… as to what media you use if you are ever asked to produce a festive tip for the eLearning networks 24 tips advent calendar
Why a warning?
Well, because you might just be asked to facilitate a session on it at a future eLN event!!
Joking aside, I was privileged to be asked by Rob Hubbbard to co-facilitate the recent eLN event How to produce rich media learning materials. This was something of a departure for an eLN event as it was planned to be very ‘hands on’, so it was great to be asked to be a part of it.
Each of the speakers had been asked to promote their individual topic areas for 20 minutes. Not to delve into the technicalities and intricacies of each method, but to prick the interest of the attendees so that would be sufficiently enthused prior to the practical session in the afternoon. (that was the plan!)
Here’s what the guys had to offer…

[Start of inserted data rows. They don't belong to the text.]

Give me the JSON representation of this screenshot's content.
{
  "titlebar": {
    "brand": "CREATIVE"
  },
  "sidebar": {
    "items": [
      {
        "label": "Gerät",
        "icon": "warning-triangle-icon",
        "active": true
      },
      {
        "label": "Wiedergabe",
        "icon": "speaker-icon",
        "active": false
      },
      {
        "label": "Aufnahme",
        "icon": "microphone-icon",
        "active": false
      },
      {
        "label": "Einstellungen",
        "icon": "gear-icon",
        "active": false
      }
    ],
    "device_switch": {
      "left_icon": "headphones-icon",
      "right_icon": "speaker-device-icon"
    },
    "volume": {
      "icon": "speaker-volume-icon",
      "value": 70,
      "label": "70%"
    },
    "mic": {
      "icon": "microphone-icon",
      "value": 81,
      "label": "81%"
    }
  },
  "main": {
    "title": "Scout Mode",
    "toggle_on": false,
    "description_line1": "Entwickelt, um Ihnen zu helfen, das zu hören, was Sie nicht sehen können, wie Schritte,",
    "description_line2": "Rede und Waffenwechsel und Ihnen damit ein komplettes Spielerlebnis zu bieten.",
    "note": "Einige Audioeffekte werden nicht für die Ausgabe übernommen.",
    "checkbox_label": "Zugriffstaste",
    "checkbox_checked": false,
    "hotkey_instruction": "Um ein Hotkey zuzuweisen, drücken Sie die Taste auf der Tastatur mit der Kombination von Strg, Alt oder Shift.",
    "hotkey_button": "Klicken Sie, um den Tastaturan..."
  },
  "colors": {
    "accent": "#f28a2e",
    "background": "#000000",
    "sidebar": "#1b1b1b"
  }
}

Exploring the elements of online communication – Clive Shepherd
Clive got us off to a great start by asking each table of delegates to consider a different media element; text, images, audio, animation, video and to suggest the pro’s and con’s of each. This was a fairly simple exercise, however he then asked us to consider which of the ‘other’ types of media would/wouldn’t work it and why. This stimulated a great deal of debate around the ‘mixing’ of media types.
Why not give this simple exercise a go yourself?
Writing for audio – so that it works – Tony Frascina
Tony conducted a great interactive exercise which involved each us all reviewing a small number of simple slides containing text and an image. As each of these slides were playing there was an accompanying audio track. The content within that audio track varied slightly for each slide ranging from being very similar to incredibly in-depth.
Tony then asked us all to answer some paper based questions relating to the content that we had seen/read. I would like to say that I had taken a keener interest in this exercise as it would have been interesting to focus 100% on it, however as I was due to speak next I’m afraid that I was a little ‘distracted’!
If a picture paints a 1000 words, how many does a moving, talking picture paint? – Craig Taylor
I was quite pleased that I was asked to speak on this subject as the very nature of screencasting meant that I could use screencasts themselves to deliver the content.
I chose to use Prezi as the vehicle to deliver the material. I had used Prezi in the (distant) past and hadn’t been too enthralled by its functionality, but I was pleased to discover that they appear to have made several welcome updates to the service. I’m still hoping that they will figure out a way to have accompanying audio, in the same ilk of PowerPoint and Slideshare and that they can come up with a way to use a remote presenter, so that I am not tied to my laptop whilst presenting. It is that lack of audio track which persuaded me to record my session and release it in a future blog post podcast.
Video editing - James Stoneley and Solomon Rogers
James and Solomon rounded the morning off with an overview of recording video and editing. The feeling from some people on my table and via the backchannel was that it would have been preferable to show examples of how video could be used for learning purposes with ‘lower end’ equipment i.e. Flip cameras/smartphones etc. From a personal perspective I was happy with what was delivered BUT I do have an understanding as to how video can be used in a learning context.
After lunch was the point at which the eLN entered new ground by providing an afternoon of experiential learning by allowing attendees to practice making screencasts and recording/editing videos. From the 2 groups that I worked with this ‘hands on’ approach was warmly received and provided a fantastic opportunity to apply the theory in the real world (isn’t this what we keep saying our learners should be doing?)
Bearing in mind that they only had 30 minutes to discuss the subject, download software, create the media, edit, publish and that the purpose wasn’t to create a ‘real-time’ screencast, here is a sample of what they produced:
All in all, a really useful event, the format of which I hope the eLN repeats in the future.
A big Thank You to Mark Jones for coming up with concept of this event and for facilitating the entire day.